Someone asked me what Russian Cuisine was like and I had to answer that, as I have been eating on a budget and food has not been my priority, I probably can’t really say! In hindsight I might have splashed out on a restaurant meal every now and then as this tells as much about the culture and place as, say, a museum entry. Still, that was not the way I was travelling.
I didn’t live entirely on bread alone however, with cheese, luncheon sausage, tomato and cucumber although these were my supermarket staples, along with bottled water. I also loved the classic Russian canteens – “Stolovaya”.
Stolovaya are basic, utilitarian, canteen-style restaurants that started in Soviet Russia. Although some more upmarket restaurants now call themselves Stolovaya, real ones are basic point-and-choose type restaurants and cheap!
The food ranges from basic, fairly bland, stodge to some quite delicious surprises. Often for around 100 roubles (NZD$4) you can get a set lunch of soup (say Borsch – a tomato and/or beetroot based soup – or Okroshka –chopped cucumber, potatoes, eggs, meat (luncheon) and herbs in a yogurt base), starch (macaroni, rice or mashed potato), protein (most likely a meat pattie of some kind), a small salad and a cup of tea. Russians would usually also add a few slices of bread on the side. This warmed the cockles nicely on a cold day.
I would also supplement by diet with my favourite salads from the salad bar in supermarkets. My all time favourite was “Selyodka pod Shuboi”, literally “Herring in fur coats” or “Herring with surprise” as one Russian friend called it. This has slices of herring, beetroot and pickles in a creamy sauce. The other classic salad is “Salat Olivye” – chopped meat (usually luncheon again – “Kolbaca” pops up everywhere in Russian Cuisine), potatoes, eggs, peas etc in mayonnaise.
I would occasionally splash out to try other staples like breakfast pancakes, cottage-cheese fritters and porridge.

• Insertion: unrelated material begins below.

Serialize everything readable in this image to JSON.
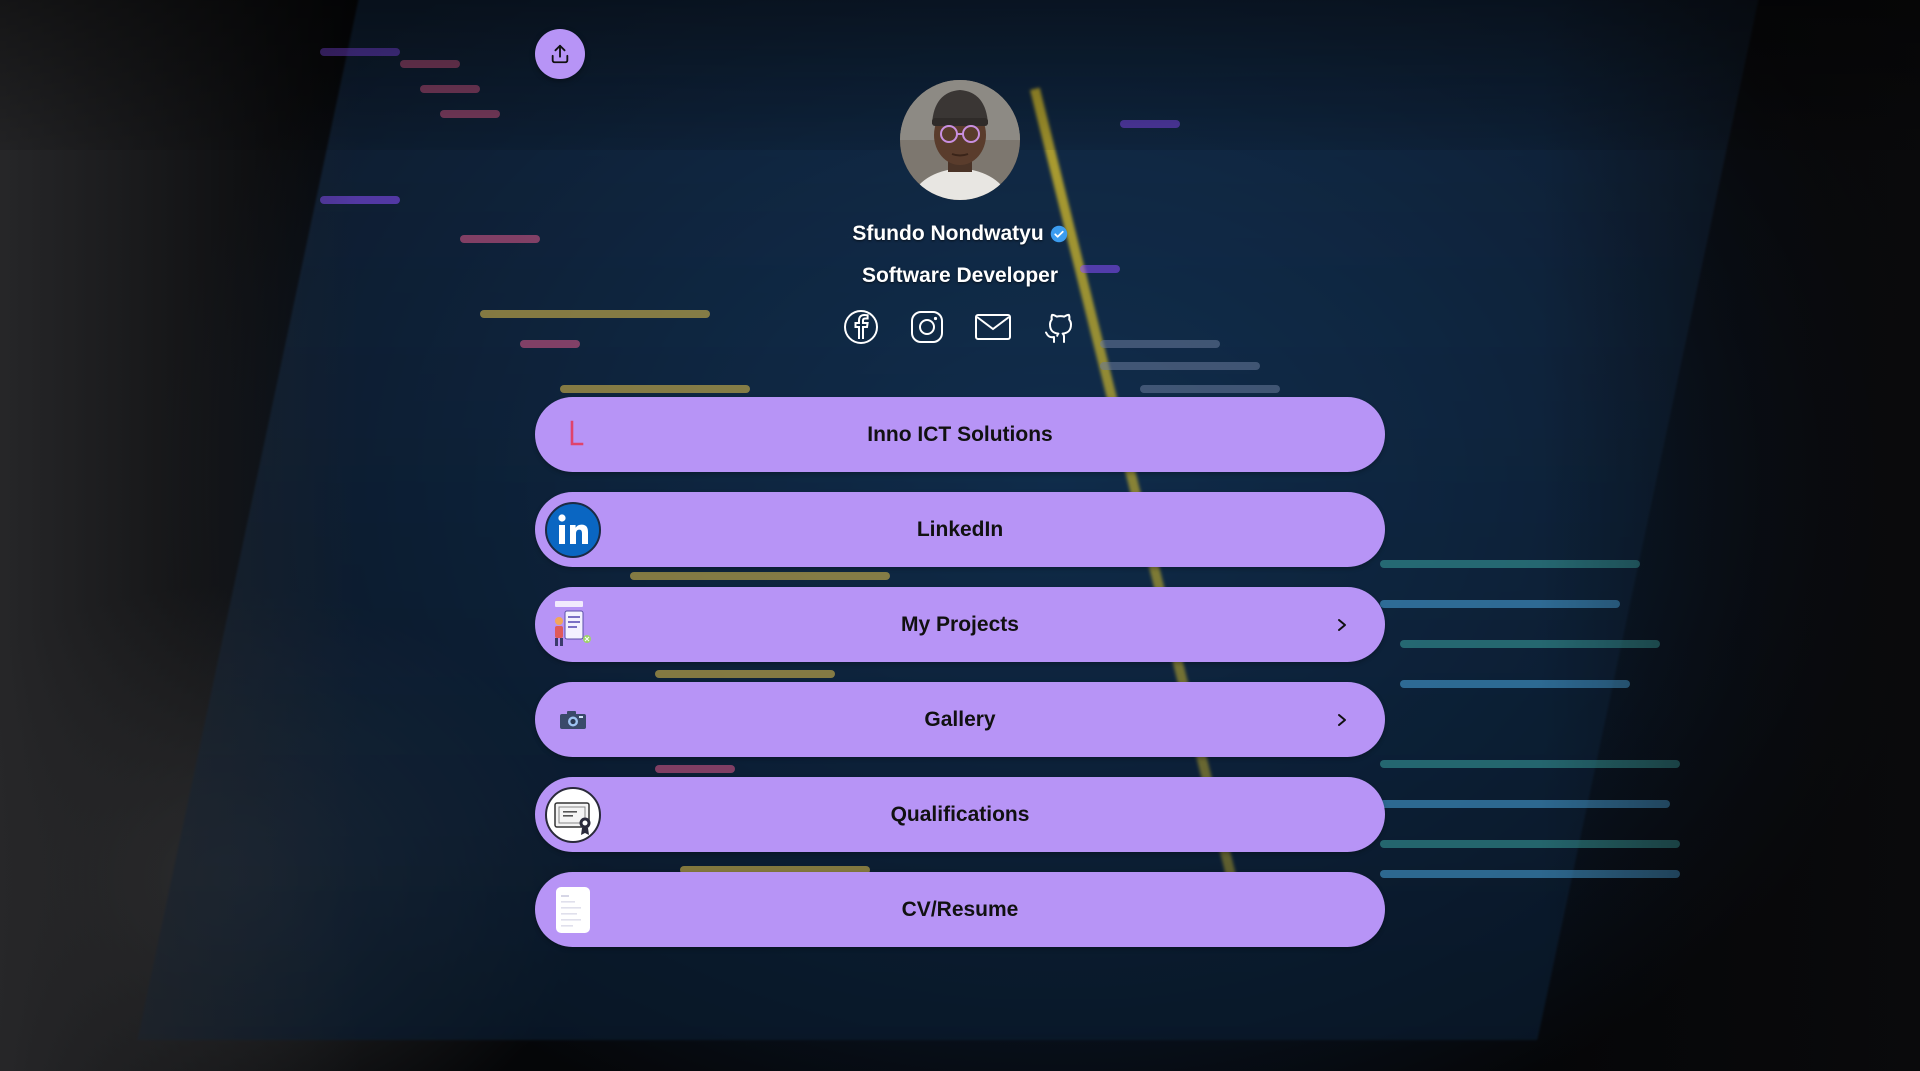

Each region also has its own traditional food to explore and deep fried oily meat, cheese or cabbage pasties were cheap quick and warming fodder at bus or train stations.
Finally, Russians love tea. The choices of tea in supermarkets is truly impressive. Despite all of the rumours about vodka, I hardly came across it although you would often see groups sharing a few shots from a small vodka bottle together over lunch. Usually on the trains, you were pressed to share “tea” with your fellow passengers at regular intervals. Anyone that showed signs of excessive drunkenness were dealt to by the wagon attendants!